Bradley: A History of American Fighting and Support Vehicles 1999 – This one is a very substantial volume, including all the US post WW2 armored personal carriers and the various vehicles that shared the same chassis. This includes the myriad variants of the M113 APC. In fact, the Bradley does not appear until after page 250!
Half-Track: A History of American Semi-Tracked Vehicles 2001 – This is one of the smaller books in the series. The majority of the book is devoted to coverage of WW2 era US half tracks.
Armored Car: A History of American Wheeled Combat Vehicles 2002 – This is the last book in the series and it covers a greater time period than any other volume. Starting with the earliest armored cars of WWI, it continues all the way to the introduction of the Stryker. The M8 gets good coverage in this book.

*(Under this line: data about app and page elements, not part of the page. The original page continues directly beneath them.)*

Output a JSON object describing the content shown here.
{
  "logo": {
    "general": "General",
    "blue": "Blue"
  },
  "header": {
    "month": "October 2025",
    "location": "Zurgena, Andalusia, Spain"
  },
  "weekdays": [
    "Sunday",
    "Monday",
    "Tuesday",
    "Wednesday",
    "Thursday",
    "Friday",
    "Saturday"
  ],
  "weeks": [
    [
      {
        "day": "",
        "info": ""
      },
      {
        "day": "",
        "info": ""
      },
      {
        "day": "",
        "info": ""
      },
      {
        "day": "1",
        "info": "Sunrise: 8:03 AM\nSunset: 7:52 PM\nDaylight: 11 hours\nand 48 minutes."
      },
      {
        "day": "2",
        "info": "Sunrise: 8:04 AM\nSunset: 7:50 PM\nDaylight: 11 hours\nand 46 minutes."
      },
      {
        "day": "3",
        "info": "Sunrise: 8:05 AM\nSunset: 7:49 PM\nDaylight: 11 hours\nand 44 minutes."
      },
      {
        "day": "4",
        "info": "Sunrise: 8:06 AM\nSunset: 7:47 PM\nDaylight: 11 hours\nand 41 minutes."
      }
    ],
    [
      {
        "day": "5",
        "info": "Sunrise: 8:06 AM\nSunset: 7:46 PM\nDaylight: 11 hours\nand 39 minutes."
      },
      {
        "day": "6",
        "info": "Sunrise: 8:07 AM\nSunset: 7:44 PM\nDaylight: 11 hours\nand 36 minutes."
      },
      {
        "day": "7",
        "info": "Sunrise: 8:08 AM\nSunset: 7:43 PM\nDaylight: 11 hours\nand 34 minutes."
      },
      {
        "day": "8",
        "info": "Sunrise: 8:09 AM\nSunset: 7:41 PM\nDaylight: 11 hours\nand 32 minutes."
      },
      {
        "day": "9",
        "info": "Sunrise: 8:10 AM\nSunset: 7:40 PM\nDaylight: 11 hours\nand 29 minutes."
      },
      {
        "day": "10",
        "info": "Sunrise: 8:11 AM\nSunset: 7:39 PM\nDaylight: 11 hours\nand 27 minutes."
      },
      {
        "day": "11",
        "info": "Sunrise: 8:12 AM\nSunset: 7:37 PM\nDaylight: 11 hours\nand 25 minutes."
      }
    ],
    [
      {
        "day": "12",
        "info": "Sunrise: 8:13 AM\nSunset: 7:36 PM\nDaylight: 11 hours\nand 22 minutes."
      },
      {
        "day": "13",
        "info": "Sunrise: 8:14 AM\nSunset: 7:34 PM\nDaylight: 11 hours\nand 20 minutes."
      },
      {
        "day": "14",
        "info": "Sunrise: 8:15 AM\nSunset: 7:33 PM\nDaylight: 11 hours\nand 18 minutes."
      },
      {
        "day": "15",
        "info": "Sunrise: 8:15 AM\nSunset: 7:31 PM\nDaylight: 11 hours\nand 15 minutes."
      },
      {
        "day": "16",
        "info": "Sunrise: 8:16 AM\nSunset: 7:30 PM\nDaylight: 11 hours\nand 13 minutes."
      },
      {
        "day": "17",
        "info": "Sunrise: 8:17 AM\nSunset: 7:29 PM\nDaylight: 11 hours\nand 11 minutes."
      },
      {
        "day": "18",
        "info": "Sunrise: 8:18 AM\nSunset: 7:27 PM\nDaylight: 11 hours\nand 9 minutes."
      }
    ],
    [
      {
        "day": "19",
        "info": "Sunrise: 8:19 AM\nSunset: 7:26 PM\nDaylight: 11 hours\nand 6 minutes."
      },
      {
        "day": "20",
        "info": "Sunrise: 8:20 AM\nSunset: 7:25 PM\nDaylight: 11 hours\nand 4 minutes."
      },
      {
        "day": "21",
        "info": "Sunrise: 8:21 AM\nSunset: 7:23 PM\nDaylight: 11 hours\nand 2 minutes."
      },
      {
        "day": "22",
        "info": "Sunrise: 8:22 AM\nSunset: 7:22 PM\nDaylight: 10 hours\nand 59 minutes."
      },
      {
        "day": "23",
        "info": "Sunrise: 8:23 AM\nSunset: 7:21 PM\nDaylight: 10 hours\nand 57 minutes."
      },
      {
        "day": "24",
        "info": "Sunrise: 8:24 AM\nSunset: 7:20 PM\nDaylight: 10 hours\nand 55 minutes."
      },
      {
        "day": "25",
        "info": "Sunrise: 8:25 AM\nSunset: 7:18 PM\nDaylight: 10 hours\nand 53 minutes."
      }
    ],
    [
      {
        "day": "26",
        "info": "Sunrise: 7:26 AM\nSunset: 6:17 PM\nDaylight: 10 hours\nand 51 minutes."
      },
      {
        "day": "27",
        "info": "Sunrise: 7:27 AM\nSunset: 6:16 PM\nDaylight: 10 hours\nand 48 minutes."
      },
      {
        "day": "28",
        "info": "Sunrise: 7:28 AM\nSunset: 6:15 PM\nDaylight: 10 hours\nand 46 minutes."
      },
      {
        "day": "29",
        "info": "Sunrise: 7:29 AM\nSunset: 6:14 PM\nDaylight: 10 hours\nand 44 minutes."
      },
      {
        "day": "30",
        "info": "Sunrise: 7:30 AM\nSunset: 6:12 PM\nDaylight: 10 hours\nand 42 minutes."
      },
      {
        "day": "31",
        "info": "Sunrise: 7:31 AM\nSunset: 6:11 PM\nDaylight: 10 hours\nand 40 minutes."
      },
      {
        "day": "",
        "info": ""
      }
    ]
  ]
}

The only flaw with this series is that certain vehicle types get scattered around different volumes. For example, if someone wanted to read about US tank destroyers, they would have to start with Armored Cars, then go to Half-track, then Stuart and finally Sherman. The situation with self propelled artillery is similar. However, this is a rather minor complaint. US armor enthusiasts owe a great debt to Richard Hunnicutt for creating this superlative set of books. Unfortunately, armor enthusiasts may also go into financial debt trying to obtain a set of the original editions. The more popular books in the series such as Sherman and Firepower regularly command anywhere from $100 – $300 on the used book market based on condition. PDF copies of the books are not hard to find online, not that we condone that sort of thing. The Echo Point Books reprints are more affordable, although response has been mixed regarding the quality of the reproduction on these editions.
For a more detailed description of his life, you can read the obit for Hunnicutt in The Oregonian here.